Taking the cards as pure Tarot I would possibly have said that The Tower represents what could be perceived as catastrophic change; but given the potential for a new beginning bringing success and fulfilment suggested by the ace and the 9, I may have gone on to say that the changes had been necessary and that they only seem traumatic because the querent had refused to contemplate making them.
If I ‘nod’ to the numerological aspect of the cards, my interpretation most likely remains similar but I am now prepared to offer that the Tower itself can represent duality (the querents inaction and The Tower’s action) and that the changes it brings, although frightening and apparently catastrophic, are really simply clearing the path for a future that could be more successful, secure and comfortable than first thought; thereby allowing the potentially joyful implications of the ace and the 9 to come to the fore.
Where Numerology and Tarot differ for me is in the idea that the numbers do not always need to be drilled down to single figures to make connections. The Tower is 16 which we have accepted, gives us 7. The card at number 7 in the Major Arcana is The Chariot which can suggest triumph in the face of exceptional challenges. Do you feel, like me, that this emphasises the duality of the spread? Triumph in the Ace and the 9? Exceptional challenges in the Tower?

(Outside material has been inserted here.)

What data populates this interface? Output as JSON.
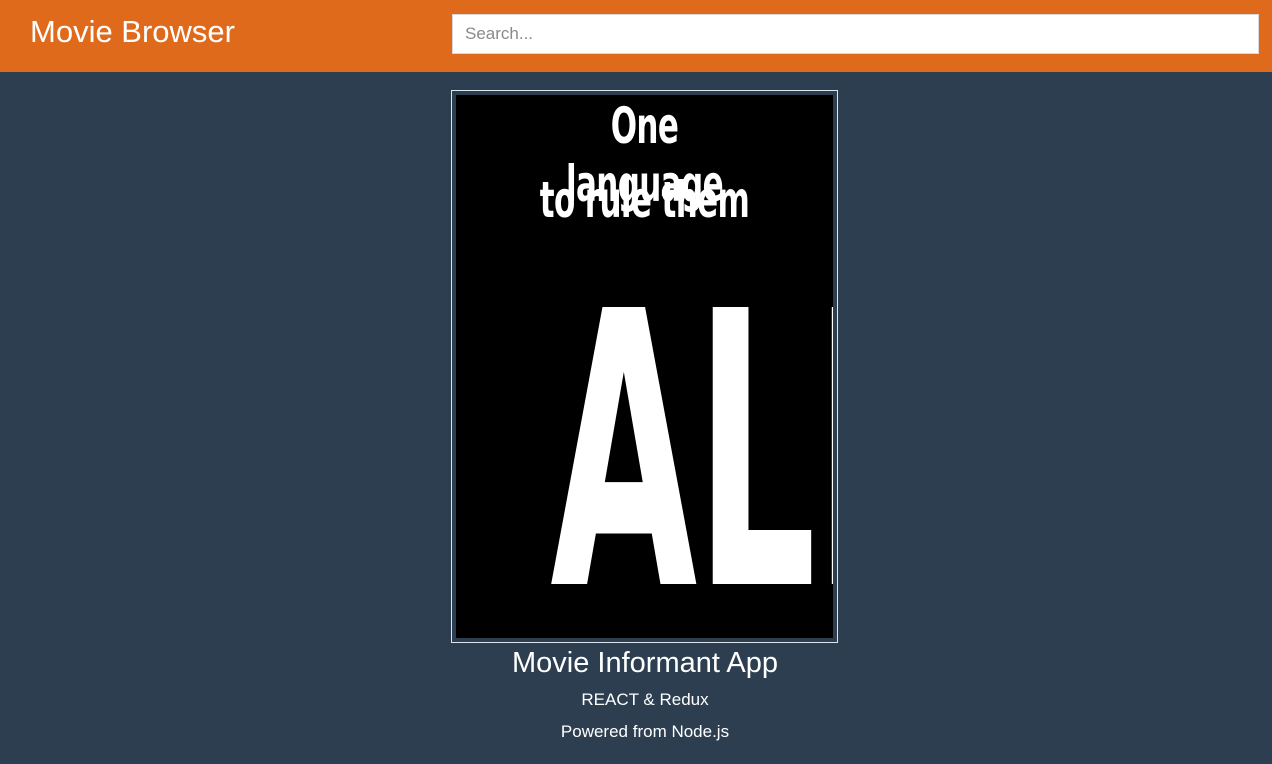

I’m going to draw a line here, even though there is so much more to discuss around these subjects, but I hope that these paragraphs have at least begun to spark an interest in seeing beyond the cards themselves. We all try to see beyond the symbolism to the true depth of the Tarot and often this forms the basis of tutorials and lessons. I’m an intuitive empath, so I don’t have much choice in what I see sometimes; but I will always at least consider numerological or astrological influences if I’m having difficulty in finding my way through a spread. Even if I know exactly where the cards are taking me, I still sometimes look for confirmation in the numbers.
What I try hard not to do is to overshadow the reading with non-Tarot references; but sometimes it just feels that the querent could benefit from knowing how me and the cards got to what they ended up reading.